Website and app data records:
++++++
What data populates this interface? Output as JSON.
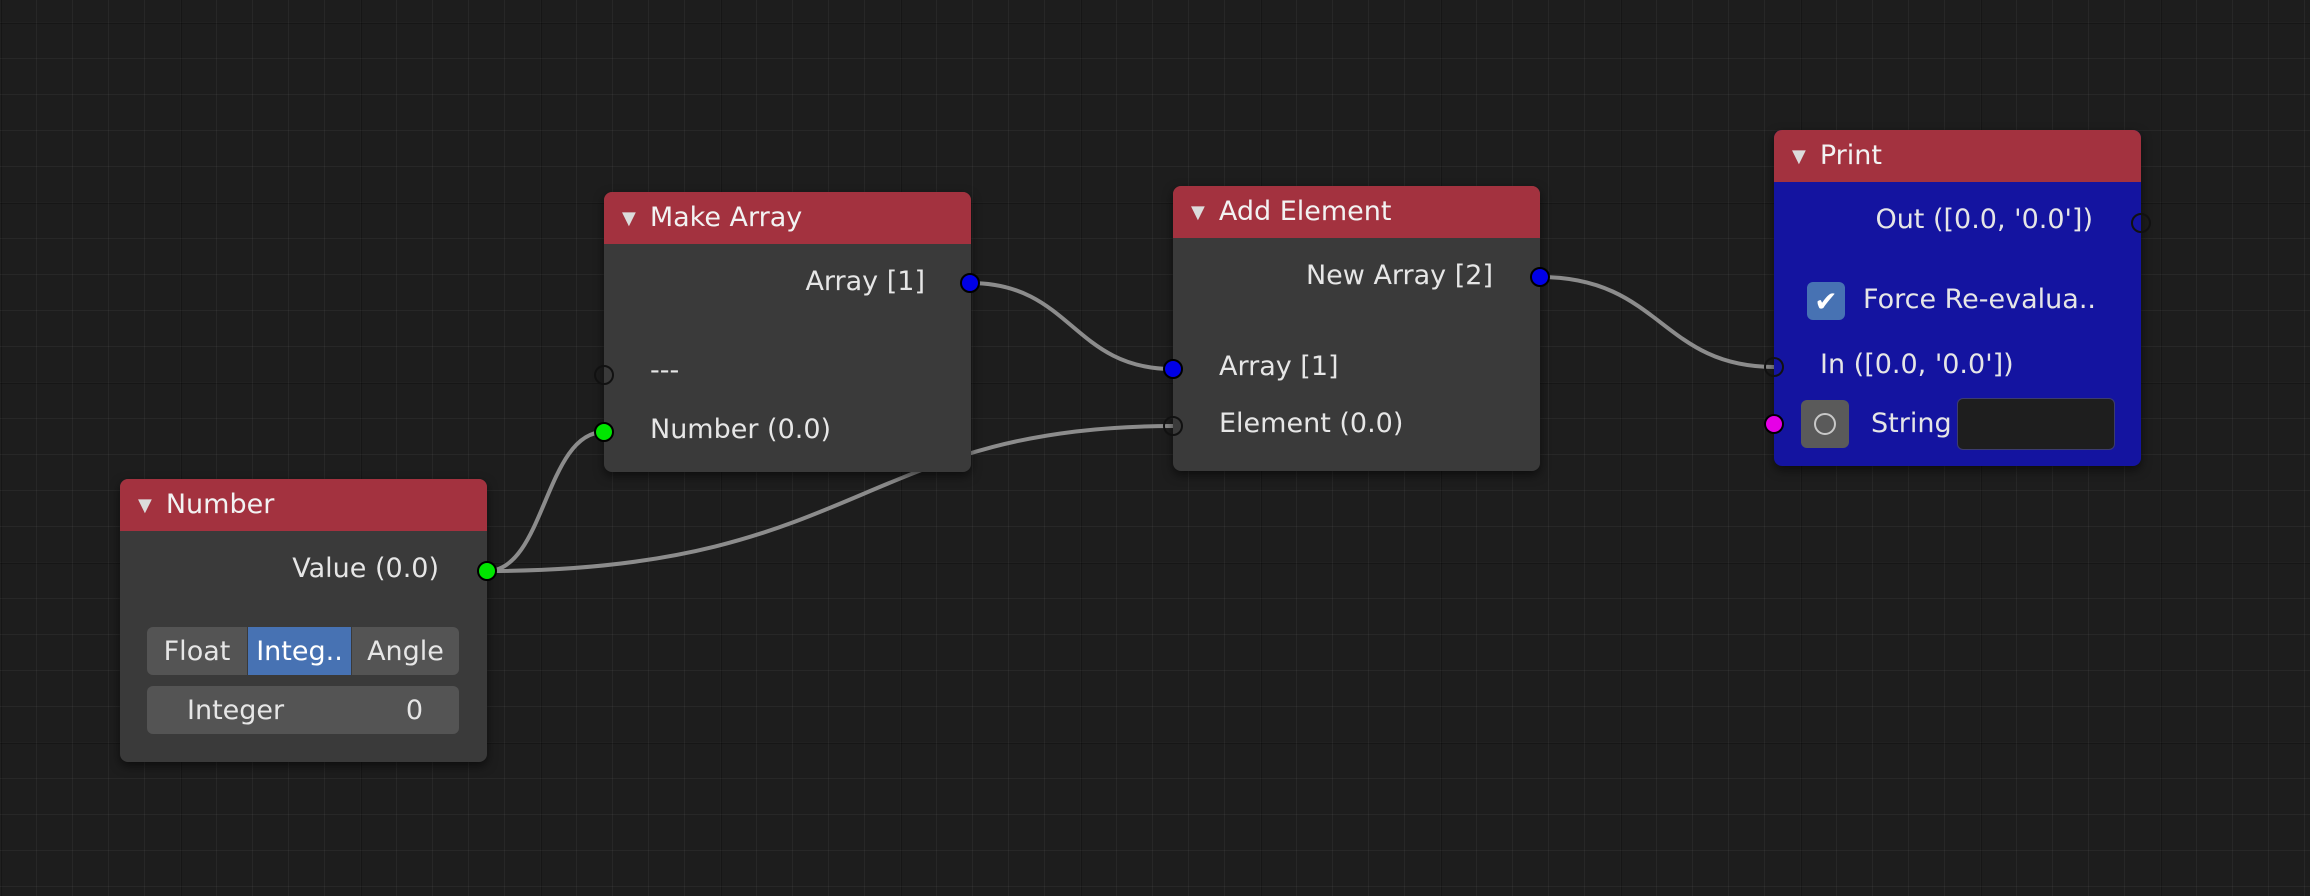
{
  "colors": {
    "header": "#a3323f",
    "node_body": "#3a3a3a",
    "print_body": "#1414a0",
    "socket_float": "#00e600",
    "socket_array": "#0000e6",
    "socket_string": "#e600e6",
    "accent": "#4772b3",
    "link": "#8c8c8c"
  },
  "nodes": {
    "number": {
      "title": "Number",
      "output_label": "Value (0.0)",
      "modes": [
        "Float",
        "Integ..",
        "Angle"
      ],
      "active_mode": "Integ..",
      "field_label": "Integer",
      "field_value": "0"
    },
    "make_array": {
      "title": "Make Array",
      "output_label": "Array [1]",
      "placeholder_label": "---",
      "input_label": "Number (0.0)"
    },
    "add_element": {
      "title": "Add Element",
      "output_label": "New Array [2]",
      "input_array_label": "Array [1]",
      "input_element_label": "Element (0.0)"
    },
    "print": {
      "title": "Print",
      "output_label": "Out ([0.0, '0.0'])",
      "checkbox_label": "Force Re-evalua..",
      "checkbox_checked": true,
      "input_label": "In ([0.0, '0.0'])",
      "string_label": "String",
      "string_value": ""
    }
  },
  "icons": {
    "collapse": "triangle-down-icon",
    "check": "check-icon",
    "toggle": "circle-icon"
  }
}
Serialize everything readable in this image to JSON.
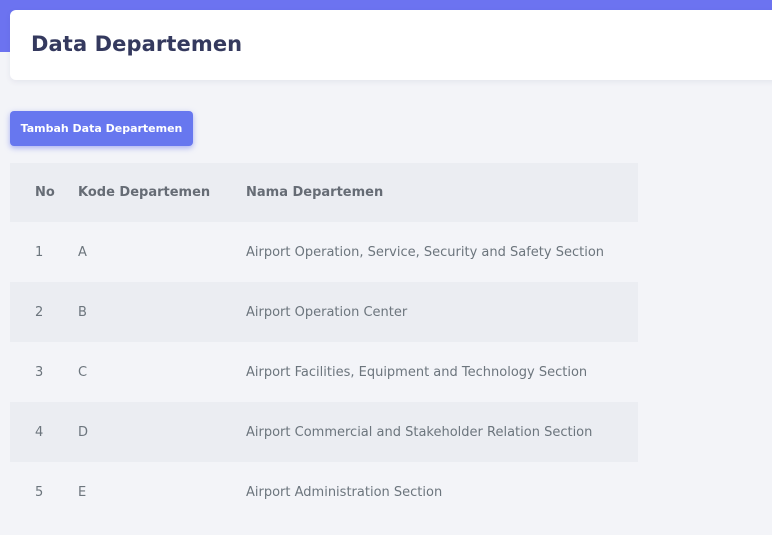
{
  "header": {
    "title": "Data Departemen"
  },
  "toolbar": {
    "add_label": "Tambah Data Departemen"
  },
  "table": {
    "columns": [
      "No",
      "Kode Departemen",
      "Nama Departemen"
    ],
    "rows": [
      {
        "no": "1",
        "kode": "A",
        "nama": "Airport Operation, Service, Security and Safety Section"
      },
      {
        "no": "2",
        "kode": "B",
        "nama": "Airport Operation Center"
      },
      {
        "no": "3",
        "kode": "C",
        "nama": "Airport Facilities, Equipment and Technology Section"
      },
      {
        "no": "4",
        "kode": "D",
        "nama": "Airport Commercial and Stakeholder Relation Section"
      },
      {
        "no": "5",
        "kode": "E",
        "nama": "Airport Administration Section"
      }
    ]
  },
  "colors": {
    "accent": "#6777ef",
    "top_band": "#6c73f0",
    "title": "#34395e",
    "stripe": "#ebedf2",
    "background": "#f3f4f8"
  }
}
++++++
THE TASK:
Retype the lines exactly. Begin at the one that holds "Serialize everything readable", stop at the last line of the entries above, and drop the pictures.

EXERCISE OUTPUT:
Serialize everything readable in this image to JSON.
{
  "header": {
    "title": "Data Departemen"
  },
  "toolbar": {
    "add_label": "Tambah Data Departemen"
  },
  "table": {
    "columns": [
      "No",
      "Kode Departemen",
      "Nama Departemen"
    ],
    "rows": [
      {
        "no": "1",
        "kode": "A",
        "nama": "Airport Operation, Service, Security and Safety Section"
      },
      {
        "no": "2",
        "kode": "B",
        "nama": "Airport Operation Center"
      },
      {
        "no": "3",
        "kode": "C",
        "nama": "Airport Facilities, Equipment and Technology Section"
      },
      {
        "no": "4",
        "kode": "D",
        "nama": "Airport Commercial and Stakeholder Relation Section"
      },
      {
        "no": "5",
        "kode": "E",
        "nama": "Airport Administration Section"
      }
    ]
  },
  "colors": {
    "accent": "#6777ef",
    "top_band": "#6c73f0",
    "title": "#34395e",
    "stripe": "#ebedf2",
    "background": "#f3f4f8"
  }
}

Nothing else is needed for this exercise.